French Antique Lois XV Armoire
French Art Deco Period Walnut Buffet
The armoire is from about 1750. The chest of drawers is from about 1800. I guess you can't say that veneered furniture won't hold up. They seem to be doing pretty well considering they have been around longer than electricity, flushing toilets, and in one case our country.
As for what you can find for veneered furniture and the like today, I'll start with a few of my own pieces. In these cases, I am using a man made substrate covered with a real wood veneer. We will talk about those man made materials in another blog post; believe me, I plan on bringing it up. They have their place and have their advantages if used appropriately. That being said, let's not rabbit track too far away from our original topic and save that for another day.
The face of this clock is made with Sapelle veneer that has a pommel figure to it. The rest of the clock is covered in mahogany.
While the base and feet of this clock are made of solid wood, the half round section is veneer all the way. It is covered in walnut and the cheeks are the same pommel sapele wood that you saw above.
Like the first clock. This is all veneer. Except this time the face is a walnut burl and the rest is walnut.
While the sides of this box are solid Honduran mahogany, the top and bottom are baltic birch plywood covered with a veneer. The top here is done with a curly mahogany.
Like the other box, the sides are solid wood. In this case it is koa. Also like the other box, the top and bottom are veneered baltic birch plywood. The top on this box is covered in quilted bubinga.
Now I have to admit, comparing those large pieces of furniture to my my smaller works does seem a bit like comparing apples to oranges. Frankly, I haven't gotten to veneering much in my larger work. Luckily for us though Bill Kimbell of figured-veneers.com agreed to come to the rescue. He's a woodworker with about 25 years of experience and happens to live a bit north of me. He sent me some pictures of some of his work and may be giving us some of his thoughts here in the future. Until then, take a look at some of the stuff he has done.

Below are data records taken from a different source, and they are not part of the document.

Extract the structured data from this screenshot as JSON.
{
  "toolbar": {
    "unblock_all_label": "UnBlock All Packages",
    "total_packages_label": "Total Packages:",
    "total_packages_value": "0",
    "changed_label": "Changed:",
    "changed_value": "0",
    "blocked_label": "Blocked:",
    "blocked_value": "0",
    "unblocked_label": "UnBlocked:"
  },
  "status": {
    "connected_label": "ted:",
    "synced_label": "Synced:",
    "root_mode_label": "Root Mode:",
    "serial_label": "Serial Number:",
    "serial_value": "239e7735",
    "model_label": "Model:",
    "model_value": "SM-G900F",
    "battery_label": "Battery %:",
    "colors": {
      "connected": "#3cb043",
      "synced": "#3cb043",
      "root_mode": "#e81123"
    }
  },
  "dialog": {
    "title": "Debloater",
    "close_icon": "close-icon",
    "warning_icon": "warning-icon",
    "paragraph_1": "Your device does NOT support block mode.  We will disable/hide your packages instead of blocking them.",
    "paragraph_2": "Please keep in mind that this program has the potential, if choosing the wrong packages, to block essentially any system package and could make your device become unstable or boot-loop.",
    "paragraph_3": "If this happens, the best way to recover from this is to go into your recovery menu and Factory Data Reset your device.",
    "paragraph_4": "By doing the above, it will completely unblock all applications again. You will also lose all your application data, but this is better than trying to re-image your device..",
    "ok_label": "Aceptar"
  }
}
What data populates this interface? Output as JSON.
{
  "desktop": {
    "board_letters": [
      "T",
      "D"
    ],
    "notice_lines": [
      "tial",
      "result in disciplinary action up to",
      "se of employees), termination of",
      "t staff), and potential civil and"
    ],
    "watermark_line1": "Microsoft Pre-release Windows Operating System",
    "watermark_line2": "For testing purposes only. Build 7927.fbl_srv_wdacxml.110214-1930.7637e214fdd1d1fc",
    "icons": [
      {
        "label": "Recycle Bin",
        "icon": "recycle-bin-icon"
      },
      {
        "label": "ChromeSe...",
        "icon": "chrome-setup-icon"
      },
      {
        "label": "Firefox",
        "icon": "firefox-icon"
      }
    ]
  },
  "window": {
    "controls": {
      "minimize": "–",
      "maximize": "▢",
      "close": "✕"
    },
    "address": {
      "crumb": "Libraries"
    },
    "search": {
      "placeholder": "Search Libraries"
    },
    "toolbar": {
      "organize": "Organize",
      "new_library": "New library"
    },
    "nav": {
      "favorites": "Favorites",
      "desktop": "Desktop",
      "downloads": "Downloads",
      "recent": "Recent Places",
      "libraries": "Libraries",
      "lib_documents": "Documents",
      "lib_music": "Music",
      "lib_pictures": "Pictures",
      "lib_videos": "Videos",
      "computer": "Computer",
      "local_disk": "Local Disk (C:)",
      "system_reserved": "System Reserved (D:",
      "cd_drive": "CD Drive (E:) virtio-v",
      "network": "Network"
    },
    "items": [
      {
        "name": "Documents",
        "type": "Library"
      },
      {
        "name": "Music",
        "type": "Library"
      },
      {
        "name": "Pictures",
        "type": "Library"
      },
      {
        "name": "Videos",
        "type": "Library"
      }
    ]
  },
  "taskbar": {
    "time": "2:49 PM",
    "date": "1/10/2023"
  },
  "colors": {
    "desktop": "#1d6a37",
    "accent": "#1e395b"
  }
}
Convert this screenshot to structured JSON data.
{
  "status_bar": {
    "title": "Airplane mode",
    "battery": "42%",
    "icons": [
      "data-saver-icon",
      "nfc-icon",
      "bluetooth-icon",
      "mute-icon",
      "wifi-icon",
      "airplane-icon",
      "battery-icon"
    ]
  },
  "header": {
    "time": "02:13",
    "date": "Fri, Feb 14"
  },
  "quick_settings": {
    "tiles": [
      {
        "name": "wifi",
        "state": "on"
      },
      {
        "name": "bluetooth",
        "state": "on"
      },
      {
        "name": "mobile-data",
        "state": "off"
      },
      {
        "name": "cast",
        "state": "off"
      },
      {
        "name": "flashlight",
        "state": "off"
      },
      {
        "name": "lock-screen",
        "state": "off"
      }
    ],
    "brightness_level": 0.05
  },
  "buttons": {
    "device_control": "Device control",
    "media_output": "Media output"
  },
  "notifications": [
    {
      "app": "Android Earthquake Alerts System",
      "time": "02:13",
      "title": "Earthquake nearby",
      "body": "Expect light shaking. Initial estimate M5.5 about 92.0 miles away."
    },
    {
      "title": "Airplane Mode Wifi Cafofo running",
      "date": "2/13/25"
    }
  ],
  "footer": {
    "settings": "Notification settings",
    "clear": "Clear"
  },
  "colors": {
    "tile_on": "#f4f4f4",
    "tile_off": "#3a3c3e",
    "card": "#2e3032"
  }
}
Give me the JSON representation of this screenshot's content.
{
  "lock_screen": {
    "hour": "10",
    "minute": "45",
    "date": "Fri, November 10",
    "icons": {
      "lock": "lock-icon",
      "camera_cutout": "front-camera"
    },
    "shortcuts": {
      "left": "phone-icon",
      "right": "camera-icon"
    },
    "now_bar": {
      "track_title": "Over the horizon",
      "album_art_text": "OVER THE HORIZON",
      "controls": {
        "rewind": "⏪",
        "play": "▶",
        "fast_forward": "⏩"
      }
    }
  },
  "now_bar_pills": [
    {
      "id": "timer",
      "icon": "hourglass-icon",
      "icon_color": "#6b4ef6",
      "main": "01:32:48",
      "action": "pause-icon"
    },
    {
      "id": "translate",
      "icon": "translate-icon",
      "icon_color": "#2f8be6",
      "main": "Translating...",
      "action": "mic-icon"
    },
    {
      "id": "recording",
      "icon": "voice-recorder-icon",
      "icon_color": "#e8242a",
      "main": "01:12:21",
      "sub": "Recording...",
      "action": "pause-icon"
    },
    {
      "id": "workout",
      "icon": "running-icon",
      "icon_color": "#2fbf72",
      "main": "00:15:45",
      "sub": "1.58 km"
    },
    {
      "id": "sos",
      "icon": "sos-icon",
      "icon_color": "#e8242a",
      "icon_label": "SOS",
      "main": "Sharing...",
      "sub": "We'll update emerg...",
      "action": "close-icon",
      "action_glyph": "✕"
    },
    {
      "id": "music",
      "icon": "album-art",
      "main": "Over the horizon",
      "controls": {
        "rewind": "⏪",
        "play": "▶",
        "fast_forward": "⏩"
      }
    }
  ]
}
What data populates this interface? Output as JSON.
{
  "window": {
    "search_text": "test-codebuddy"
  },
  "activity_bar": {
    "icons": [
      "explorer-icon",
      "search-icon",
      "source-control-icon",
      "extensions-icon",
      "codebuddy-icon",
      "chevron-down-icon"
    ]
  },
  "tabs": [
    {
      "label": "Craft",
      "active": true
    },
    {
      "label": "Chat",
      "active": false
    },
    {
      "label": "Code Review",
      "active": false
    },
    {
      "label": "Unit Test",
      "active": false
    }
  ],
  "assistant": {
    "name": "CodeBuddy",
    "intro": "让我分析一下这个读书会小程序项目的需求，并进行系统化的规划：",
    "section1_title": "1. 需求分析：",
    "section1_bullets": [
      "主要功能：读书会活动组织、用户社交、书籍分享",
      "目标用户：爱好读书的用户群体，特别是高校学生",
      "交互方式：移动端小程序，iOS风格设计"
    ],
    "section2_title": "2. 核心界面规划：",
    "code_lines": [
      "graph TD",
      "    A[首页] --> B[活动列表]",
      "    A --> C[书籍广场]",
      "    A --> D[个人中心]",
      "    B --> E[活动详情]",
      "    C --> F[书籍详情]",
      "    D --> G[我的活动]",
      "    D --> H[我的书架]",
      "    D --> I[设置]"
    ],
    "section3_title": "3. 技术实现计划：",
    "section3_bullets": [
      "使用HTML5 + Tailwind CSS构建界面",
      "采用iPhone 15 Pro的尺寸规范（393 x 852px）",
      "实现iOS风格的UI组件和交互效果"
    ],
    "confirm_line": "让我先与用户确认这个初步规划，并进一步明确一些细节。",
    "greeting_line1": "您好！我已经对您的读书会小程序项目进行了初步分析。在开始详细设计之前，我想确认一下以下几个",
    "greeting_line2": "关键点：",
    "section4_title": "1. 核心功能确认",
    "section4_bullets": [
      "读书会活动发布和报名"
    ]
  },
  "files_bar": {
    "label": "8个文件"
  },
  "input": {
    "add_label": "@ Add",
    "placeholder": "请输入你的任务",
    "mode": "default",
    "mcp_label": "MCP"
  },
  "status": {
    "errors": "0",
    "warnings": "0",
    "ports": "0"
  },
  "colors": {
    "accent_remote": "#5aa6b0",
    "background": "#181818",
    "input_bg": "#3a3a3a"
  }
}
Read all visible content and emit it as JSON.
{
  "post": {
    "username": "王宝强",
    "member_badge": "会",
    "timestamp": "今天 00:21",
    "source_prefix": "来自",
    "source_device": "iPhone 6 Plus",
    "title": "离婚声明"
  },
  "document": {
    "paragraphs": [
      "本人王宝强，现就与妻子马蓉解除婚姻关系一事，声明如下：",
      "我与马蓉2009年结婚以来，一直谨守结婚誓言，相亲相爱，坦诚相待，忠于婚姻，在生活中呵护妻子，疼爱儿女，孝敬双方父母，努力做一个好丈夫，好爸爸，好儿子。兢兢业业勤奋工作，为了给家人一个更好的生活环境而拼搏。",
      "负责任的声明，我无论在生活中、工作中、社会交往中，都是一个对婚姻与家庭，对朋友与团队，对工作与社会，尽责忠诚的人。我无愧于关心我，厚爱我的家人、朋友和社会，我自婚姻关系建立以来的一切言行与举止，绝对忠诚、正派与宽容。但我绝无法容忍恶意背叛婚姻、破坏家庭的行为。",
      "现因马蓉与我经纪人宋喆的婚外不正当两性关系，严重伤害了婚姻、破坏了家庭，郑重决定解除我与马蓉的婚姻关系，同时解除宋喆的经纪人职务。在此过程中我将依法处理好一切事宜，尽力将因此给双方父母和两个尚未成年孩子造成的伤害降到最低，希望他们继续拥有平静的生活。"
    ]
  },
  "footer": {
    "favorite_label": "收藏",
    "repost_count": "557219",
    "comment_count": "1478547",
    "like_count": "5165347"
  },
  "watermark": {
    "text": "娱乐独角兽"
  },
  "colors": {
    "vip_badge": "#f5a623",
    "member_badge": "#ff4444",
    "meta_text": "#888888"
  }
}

This table uses 8 pieces of walnut burl veneer to form the center of the table. Around the center you can see where he has cut smaller veneer circles as a border around it. There are over 400 of the those circles in all.
You can use veneer for outdoor projects as well. I have seen veneered cars before. In this case, Bill veneered the dashboard for a 22 foot boat.
The table top here is made from book matching 2 pieces of crotch cherry and is bordered with Koa. All of the leaves, flowers, and veining is veneer as well using a technique called marquetry.
Here is a close up of the edge of a mahogany demilune table he built. The black parts denoting the feet of the table? Veneer. The fabulous mahogany apron? Veneer. It also has some brilliant marquetry and banding too.
This table is one of a pair that he made. It is a reproduction of the tables found in the state room of the SS Normadie, which was launched in 1932.
I have to admit, I had a hard time picking my favorite picture of this table. This is an art nouveau desk with some really beautiful lines and marquetry on the front. I decided on the picture of the top though showing the book matched tamo ash top and the hand cut banding.
So, there's the good. We've already talked about the bad and the ugly. I didn't think you really needed pictures of it. Up next, what is veneer. We will also go into how and why it is used. Until then, I should probably leave you with some sort of witty comment. Unfortunately, I haven't thought of a good one.